  • Being plagued with abdominal pain from said meat every afternoonimg_1808
  • Walking through the forest alone singing to myself and taking pictures all afternoon/ every afternoon while listening to the birds sing and the church bell from the village below keep time until V calls in the goats and their bells mean to go to the chèverie for the evening’s workimg_1661
  • t clasping my hand to take him back to the house at the end of a day and, after nearly 24 hours of hitting me and throwing caprices, saying “je t’aime
  • t farting on my lap while I read him storiesimg_1797
  • Petting Miel (“honey” in french) first thing every morning until, by the end of the week, he recognizes me and comes running and squealing for me every time he sees meimg_1669
  • One of the farm’s workers bringing a month-old puppy to the farm to play with a living-room baby goat and letting him lie on my chest to nap
  • Passing the time just after every lunch with bowls of coffee and reading the quotes about happiness from chocolate wrappers to each otherimg_1870
  • A baby goat being born and forgotten in the snow. Rubbing him with a towel for two hours to heat him up. Getting to feel life slowly creep into his small and lifeless body, starting with his humongous ears perking upimg_1835
  • The sadness on Christmas Day when, while babysitting the farm alone while everybody is away visiting family, the same baby goat dies after having just spent the afternoon cuddling my lap like a cat
  • Watching a baby goat take its first breath.
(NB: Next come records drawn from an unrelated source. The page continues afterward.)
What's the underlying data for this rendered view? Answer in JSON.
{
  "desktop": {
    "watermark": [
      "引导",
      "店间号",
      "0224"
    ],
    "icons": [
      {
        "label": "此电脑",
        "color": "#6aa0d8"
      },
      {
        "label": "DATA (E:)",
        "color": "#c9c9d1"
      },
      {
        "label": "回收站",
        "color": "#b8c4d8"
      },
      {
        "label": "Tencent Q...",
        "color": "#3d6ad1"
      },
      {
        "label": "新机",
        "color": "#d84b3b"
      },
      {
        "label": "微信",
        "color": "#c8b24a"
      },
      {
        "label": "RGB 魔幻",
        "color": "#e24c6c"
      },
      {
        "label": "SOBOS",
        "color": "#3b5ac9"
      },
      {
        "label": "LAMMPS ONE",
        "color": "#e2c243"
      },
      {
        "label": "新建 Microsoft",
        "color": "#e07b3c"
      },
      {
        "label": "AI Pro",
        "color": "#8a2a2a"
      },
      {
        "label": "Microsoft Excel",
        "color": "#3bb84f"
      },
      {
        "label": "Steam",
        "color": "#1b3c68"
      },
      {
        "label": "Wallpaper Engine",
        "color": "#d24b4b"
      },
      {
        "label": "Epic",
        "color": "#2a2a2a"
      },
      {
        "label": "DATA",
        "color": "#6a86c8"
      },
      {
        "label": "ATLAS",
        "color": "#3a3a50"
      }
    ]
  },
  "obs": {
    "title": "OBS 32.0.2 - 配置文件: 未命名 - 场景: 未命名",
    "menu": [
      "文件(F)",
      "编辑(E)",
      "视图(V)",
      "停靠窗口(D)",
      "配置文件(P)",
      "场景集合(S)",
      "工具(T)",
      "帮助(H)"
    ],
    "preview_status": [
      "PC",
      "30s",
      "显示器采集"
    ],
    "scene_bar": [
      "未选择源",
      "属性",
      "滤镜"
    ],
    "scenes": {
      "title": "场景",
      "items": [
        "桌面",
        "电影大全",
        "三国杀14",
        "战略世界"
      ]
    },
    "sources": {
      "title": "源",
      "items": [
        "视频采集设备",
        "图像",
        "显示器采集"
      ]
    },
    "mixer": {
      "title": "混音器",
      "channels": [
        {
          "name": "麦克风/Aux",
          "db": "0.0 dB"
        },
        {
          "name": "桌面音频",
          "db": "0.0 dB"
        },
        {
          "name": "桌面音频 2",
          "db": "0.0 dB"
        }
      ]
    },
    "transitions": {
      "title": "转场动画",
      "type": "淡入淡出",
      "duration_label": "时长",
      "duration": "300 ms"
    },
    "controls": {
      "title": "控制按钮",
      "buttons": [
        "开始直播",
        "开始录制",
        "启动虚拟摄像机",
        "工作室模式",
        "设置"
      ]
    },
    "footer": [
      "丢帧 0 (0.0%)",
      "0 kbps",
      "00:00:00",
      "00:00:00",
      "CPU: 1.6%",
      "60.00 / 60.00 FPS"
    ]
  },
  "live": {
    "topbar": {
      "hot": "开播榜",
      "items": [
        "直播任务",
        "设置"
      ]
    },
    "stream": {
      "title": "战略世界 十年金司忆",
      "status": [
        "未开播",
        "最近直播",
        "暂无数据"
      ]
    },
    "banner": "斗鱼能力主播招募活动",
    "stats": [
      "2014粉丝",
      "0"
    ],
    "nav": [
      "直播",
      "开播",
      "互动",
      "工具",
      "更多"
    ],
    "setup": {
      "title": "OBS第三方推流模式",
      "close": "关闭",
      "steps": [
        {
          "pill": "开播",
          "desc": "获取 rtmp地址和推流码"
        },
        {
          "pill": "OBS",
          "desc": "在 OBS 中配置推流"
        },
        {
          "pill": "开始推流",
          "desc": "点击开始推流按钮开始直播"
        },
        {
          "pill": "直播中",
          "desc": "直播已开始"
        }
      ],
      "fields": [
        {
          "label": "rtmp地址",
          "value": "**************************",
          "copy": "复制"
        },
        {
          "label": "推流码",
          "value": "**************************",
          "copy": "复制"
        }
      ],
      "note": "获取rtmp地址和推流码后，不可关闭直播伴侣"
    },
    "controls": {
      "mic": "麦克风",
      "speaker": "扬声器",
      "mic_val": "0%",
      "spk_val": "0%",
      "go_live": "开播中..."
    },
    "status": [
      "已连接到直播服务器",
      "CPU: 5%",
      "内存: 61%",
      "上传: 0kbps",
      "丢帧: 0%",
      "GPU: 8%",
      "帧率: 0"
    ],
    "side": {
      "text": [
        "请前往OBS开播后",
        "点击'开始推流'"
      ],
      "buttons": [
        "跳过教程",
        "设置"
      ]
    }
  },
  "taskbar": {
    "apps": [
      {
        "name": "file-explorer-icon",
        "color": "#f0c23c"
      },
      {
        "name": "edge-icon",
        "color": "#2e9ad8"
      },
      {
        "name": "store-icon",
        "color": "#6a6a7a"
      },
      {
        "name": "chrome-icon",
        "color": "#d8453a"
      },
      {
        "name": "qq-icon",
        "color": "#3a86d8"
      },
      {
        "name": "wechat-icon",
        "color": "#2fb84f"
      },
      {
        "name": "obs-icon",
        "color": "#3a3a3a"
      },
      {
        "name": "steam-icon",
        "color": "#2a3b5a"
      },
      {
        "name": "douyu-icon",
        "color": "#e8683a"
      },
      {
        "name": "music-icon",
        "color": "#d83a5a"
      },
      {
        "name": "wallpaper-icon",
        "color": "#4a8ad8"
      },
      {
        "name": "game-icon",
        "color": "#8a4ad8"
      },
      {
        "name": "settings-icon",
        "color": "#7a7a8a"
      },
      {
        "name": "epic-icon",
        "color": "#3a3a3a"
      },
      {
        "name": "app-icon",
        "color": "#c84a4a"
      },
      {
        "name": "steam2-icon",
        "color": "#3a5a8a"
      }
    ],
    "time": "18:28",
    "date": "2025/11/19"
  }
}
Also on Christmas Day
  • The acute boredom that comes with only understanding and expressing the surface of conversation in a foreign language day in and day out with little to no perception of nuance or depth
  • Getting to see the Alpes from afarimg_1862
  • Giving a cat a piggy back ride along a country road
  • The smell of the wood-burning heater img_1815
  • Whittling away the scraps of meat and fat (in the end, 1.2kg’s worth) left on the remains of a pig carcass all evening with T and M, talking about how caring about cooking is a metaphor for enjoying the road to the greater ends in life
  • Taking long sunset walks with Laslo the dogimg_1715
  • Staying up till midnight on M’s last day on the farm talking about how to find happiness in the world (and how crazy it’s becoming) through groups of people that give us a sense of community and remind us that we are not aloneimg_1908